Web page and app entries

Start of Block

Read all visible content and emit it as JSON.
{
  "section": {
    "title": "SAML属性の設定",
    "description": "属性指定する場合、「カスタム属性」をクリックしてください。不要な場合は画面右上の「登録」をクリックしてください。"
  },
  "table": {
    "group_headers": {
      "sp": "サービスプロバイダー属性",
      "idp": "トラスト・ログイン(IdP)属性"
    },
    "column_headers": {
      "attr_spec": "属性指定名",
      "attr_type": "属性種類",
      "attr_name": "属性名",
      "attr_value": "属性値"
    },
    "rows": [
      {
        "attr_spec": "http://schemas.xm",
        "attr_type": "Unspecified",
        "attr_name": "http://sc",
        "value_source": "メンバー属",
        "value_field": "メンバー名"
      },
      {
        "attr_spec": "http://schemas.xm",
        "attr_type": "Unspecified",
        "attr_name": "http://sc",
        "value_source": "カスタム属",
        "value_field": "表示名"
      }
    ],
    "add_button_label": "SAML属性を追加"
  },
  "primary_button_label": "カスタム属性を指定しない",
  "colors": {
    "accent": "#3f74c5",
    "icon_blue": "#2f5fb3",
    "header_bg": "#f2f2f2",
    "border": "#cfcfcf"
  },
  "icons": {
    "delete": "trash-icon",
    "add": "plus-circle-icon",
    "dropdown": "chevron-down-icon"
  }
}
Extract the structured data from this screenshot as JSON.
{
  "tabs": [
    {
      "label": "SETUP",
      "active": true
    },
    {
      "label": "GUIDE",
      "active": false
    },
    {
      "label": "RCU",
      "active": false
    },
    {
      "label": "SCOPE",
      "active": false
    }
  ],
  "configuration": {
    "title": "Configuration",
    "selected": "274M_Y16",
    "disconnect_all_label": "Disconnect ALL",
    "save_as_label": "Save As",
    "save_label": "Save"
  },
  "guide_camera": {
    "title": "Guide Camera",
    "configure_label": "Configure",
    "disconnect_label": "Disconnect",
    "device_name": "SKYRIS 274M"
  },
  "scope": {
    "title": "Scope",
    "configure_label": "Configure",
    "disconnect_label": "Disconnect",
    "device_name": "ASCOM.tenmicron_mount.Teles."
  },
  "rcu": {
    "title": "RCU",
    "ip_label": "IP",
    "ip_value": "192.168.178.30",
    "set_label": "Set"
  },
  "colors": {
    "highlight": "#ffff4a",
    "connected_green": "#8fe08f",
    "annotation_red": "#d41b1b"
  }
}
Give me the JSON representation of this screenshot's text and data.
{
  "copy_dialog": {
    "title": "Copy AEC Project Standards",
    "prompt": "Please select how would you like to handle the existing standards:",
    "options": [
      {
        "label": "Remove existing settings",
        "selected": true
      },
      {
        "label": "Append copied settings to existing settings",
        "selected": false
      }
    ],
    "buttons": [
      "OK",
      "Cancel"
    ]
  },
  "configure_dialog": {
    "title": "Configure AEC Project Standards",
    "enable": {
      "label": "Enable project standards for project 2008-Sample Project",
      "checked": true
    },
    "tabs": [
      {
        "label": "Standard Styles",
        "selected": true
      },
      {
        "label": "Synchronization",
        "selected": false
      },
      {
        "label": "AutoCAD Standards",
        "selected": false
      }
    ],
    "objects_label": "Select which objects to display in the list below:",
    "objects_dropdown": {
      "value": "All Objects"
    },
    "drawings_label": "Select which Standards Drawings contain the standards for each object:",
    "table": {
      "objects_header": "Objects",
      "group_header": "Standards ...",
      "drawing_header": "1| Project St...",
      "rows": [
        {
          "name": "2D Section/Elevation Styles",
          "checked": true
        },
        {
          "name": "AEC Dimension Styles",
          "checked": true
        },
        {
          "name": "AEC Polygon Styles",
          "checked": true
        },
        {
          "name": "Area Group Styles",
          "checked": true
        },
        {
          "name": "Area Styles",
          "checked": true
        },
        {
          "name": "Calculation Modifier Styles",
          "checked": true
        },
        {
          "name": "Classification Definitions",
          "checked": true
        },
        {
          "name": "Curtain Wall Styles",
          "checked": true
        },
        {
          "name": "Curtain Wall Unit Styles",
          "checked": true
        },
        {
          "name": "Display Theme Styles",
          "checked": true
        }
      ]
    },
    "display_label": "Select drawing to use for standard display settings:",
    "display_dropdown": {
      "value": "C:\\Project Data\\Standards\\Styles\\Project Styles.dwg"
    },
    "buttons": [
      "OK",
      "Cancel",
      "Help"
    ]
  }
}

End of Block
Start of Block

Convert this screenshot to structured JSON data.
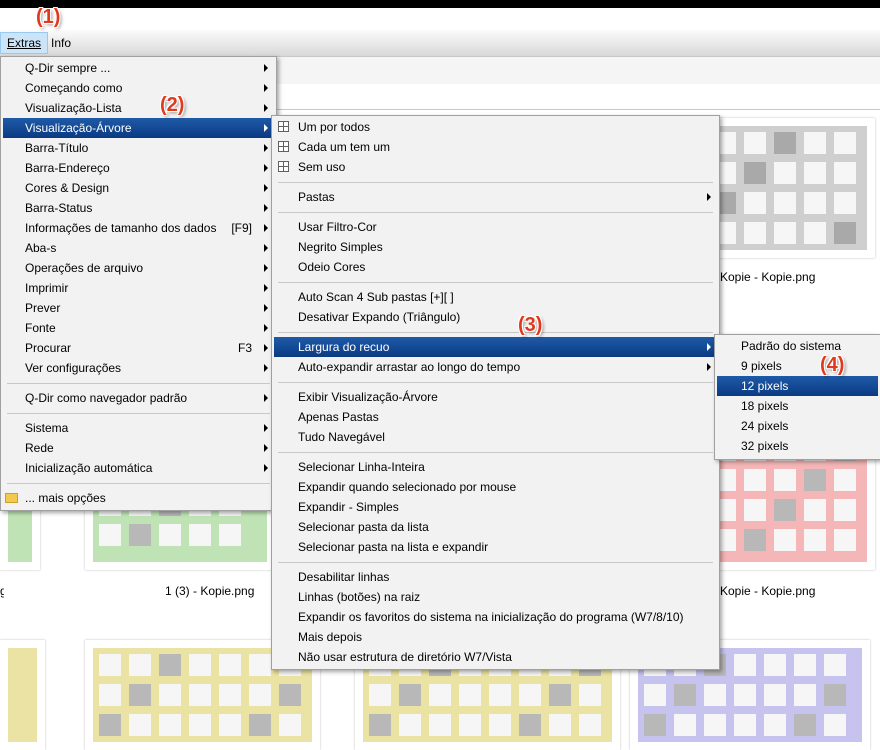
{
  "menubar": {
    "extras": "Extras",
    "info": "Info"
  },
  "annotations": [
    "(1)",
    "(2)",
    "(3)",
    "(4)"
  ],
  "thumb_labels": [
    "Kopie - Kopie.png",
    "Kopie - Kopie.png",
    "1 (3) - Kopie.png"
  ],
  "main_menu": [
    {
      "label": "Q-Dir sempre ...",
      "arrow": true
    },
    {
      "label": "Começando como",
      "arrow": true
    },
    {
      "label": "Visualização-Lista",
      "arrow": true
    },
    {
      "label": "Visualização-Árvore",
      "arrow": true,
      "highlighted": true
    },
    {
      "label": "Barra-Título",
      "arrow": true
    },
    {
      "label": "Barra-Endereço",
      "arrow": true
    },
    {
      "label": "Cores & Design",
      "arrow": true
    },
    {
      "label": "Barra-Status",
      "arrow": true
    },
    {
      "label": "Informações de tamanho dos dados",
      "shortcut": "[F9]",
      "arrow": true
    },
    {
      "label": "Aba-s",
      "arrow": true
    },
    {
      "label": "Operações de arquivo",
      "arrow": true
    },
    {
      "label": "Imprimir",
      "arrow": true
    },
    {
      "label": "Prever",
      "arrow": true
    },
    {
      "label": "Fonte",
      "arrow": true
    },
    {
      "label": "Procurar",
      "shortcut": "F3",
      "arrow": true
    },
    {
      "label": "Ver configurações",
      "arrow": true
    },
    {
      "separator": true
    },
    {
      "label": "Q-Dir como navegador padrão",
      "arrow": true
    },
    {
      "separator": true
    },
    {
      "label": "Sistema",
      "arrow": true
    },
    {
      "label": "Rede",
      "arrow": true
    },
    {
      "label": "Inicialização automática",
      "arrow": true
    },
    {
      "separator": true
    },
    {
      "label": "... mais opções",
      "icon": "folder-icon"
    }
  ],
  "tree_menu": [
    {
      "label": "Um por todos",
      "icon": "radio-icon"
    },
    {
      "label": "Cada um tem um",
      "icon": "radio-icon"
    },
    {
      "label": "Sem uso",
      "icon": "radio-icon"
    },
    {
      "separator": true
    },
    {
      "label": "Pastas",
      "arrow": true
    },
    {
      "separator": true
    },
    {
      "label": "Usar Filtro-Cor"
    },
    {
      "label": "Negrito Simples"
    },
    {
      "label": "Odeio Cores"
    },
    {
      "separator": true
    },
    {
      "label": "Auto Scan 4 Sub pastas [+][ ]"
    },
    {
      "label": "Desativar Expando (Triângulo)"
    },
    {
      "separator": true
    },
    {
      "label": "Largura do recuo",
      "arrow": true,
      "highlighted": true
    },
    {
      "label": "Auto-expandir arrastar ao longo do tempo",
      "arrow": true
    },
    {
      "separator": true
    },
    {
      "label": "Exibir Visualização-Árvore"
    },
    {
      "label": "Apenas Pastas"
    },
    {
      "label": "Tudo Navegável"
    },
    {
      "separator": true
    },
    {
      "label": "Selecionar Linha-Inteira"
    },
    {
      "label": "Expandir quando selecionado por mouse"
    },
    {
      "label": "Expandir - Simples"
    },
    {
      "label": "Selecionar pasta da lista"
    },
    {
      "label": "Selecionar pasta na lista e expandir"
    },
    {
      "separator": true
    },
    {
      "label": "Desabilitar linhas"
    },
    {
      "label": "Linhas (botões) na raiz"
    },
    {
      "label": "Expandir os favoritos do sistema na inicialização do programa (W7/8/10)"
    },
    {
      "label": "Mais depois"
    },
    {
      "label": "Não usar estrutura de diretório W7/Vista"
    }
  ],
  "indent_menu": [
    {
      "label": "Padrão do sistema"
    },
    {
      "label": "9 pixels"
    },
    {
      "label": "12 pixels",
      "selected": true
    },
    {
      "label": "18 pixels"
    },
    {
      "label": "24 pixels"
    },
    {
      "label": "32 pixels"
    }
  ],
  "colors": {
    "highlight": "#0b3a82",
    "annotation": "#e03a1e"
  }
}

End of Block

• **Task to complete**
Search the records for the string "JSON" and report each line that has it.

• **Exercise solution**
Read all visible content and emit it as JSON.
Extract the structured data from this screenshot as JSON.
Give me the JSON representation of this screenshot's text and data.
Convert this screenshot to structured JSON data.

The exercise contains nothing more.